- INFORMATION PROVIDED:
● ● ●

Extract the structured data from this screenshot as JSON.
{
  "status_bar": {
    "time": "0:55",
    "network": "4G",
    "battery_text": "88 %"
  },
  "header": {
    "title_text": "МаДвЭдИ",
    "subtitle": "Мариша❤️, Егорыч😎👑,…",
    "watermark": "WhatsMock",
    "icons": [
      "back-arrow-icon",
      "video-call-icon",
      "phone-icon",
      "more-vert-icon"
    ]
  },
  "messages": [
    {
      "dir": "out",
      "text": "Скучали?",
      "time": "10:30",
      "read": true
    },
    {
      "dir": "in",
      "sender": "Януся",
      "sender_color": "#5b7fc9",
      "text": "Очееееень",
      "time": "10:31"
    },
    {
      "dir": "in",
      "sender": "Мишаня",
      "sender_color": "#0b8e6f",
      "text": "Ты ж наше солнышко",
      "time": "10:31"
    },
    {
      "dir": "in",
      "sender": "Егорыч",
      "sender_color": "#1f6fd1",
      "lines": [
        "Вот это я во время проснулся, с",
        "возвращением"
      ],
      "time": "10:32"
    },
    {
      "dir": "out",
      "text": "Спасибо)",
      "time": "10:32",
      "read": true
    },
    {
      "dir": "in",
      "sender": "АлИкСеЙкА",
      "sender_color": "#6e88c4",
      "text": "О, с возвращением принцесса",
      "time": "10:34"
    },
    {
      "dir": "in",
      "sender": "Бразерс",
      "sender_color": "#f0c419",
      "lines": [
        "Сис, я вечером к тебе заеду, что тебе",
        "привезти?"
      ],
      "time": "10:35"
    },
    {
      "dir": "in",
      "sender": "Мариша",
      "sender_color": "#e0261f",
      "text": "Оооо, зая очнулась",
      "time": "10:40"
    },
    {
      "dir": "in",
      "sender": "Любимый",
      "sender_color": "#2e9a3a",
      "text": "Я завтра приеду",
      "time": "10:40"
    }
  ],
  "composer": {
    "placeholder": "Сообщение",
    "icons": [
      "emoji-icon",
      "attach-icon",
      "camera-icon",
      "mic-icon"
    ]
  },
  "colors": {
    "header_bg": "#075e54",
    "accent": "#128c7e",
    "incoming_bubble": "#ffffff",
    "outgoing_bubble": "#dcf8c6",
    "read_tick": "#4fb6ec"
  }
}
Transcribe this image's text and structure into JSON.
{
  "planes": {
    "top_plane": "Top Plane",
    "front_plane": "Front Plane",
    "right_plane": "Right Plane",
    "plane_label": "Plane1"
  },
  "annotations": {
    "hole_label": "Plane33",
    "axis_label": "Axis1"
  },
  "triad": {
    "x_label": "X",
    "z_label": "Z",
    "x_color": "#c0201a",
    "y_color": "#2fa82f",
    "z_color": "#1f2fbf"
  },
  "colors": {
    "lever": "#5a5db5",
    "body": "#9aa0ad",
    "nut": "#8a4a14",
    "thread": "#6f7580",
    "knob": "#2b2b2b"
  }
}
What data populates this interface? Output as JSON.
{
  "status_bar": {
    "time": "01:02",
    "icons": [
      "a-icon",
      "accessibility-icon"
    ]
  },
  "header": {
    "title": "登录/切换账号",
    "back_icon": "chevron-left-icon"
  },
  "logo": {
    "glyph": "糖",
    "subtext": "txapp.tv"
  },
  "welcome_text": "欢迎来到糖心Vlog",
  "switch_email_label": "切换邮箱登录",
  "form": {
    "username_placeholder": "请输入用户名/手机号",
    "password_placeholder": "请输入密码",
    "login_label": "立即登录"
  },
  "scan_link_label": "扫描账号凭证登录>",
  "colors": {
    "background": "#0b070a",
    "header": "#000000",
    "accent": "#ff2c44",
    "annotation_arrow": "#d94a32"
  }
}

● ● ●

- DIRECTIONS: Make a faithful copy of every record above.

- EXERCISE OUTPUT:
Extract the structured data from this screenshot as JSON.
{
  "status_bar": {
    "time": "0:55",
    "network": "4G",
    "battery_text": "88 %"
  },
  "header": {
    "title_text": "МаДвЭдИ",
    "subtitle": "Мариша❤️, Егорыч😎👑,…",
    "watermark": "WhatsMock",
    "icons": [
      "back-arrow-icon",
      "video-call-icon",
      "phone-icon",
      "more-vert-icon"
    ]
  },
  "messages": [
    {
      "dir": "out",
      "text": "Скучали?",
      "time": "10:30",
      "read": true
    },
    {
      "dir": "in",
      "sender": "Януся",
      "sender_color": "#5b7fc9",
      "text": "Очееееень",
      "time": "10:31"
    },
    {
      "dir": "in",
      "sender": "Мишаня",
      "sender_color": "#0b8e6f",
      "text": "Ты ж наше солнышко",
      "time": "10:31"
    },
    {
      "dir": "in",
      "sender": "Егорыч",
      "sender_color": "#1f6fd1",
      "lines": [
        "Вот это я во время проснулся, с",
        "возвращением"
      ],
      "time": "10:32"
    },
    {
      "dir": "out",
      "text": "Спасибо)",
      "time": "10:32",
      "read": true
    },
    {
      "dir": "in",
      "sender": "АлИкСеЙкА",
      "sender_color": "#6e88c4",
      "text": "О, с возвращением принцесса",
      "time": "10:34"
    },
    {
      "dir": "in",
      "sender": "Бразерс",
      "sender_color": "#f0c419",
      "lines": [
        "Сис, я вечером к тебе заеду, что тебе",
        "привезти?"
      ],
      "time": "10:35"
    },
    {
      "dir": "in",
      "sender": "Мариша",
      "sender_color": "#e0261f",
      "text": "Оооо, зая очнулась",
      "time": "10:40"
    },
    {
      "dir": "in",
      "sender": "Любимый",
      "sender_color": "#2e9a3a",
      "text": "Я завтра приеду",
      "time": "10:40"
    }
  ],
  "composer": {
    "placeholder": "Сообщение",
    "icons": [
      "emoji-icon",
      "attach-icon",
      "camera-icon",
      "mic-icon"
    ]
  },
  "colors": {
    "header_bg": "#075e54",
    "accent": "#128c7e",
    "incoming_bubble": "#ffffff",
    "outgoing_bubble": "#dcf8c6",
    "read_tick": "#4fb6ec"
  }
}
Transcribe this image's text and structure into JSON.
{
  "planes": {
    "top_plane": "Top Plane",
    "front_plane": "Front Plane",
    "right_plane": "Right Plane",
    "plane_label": "Plane1"
  },
  "annotations": {
    "hole_label": "Plane33",
    "axis_label": "Axis1"
  },
  "triad": {
    "x_label": "X",
    "z_label": "Z",
    "x_color": "#c0201a",
    "y_color": "#2fa82f",
    "z_color": "#1f2fbf"
  },
  "colors": {
    "lever": "#5a5db5",
    "body": "#9aa0ad",
    "nut": "#8a4a14",
    "thread": "#6f7580",
    "knob": "#2b2b2b"
  }
}
What data populates this interface? Output as JSON.
{
  "status_bar": {
    "time": "01:02",
    "icons": [
      "a-icon",
      "accessibility-icon"
    ]
  },
  "header": {
    "title": "登录/切换账号",
    "back_icon": "chevron-left-icon"
  },
  "logo": {
    "glyph": "糖",
    "subtext": "txapp.tv"
  },
  "welcome_text": "欢迎来到糖心Vlog",
  "switch_email_label": "切换邮箱登录",
  "form": {
    "username_placeholder": "请输入用户名/手机号",
    "password_placeholder": "请输入密码",
    "login_label": "立即登录"
  },
  "scan_link_label": "扫描账号凭证登录>",
  "colors": {
    "background": "#0b070a",
    "header": "#000000",
    "accent": "#ff2c44",
    "annotation_arrow": "#d94a32"
  }
}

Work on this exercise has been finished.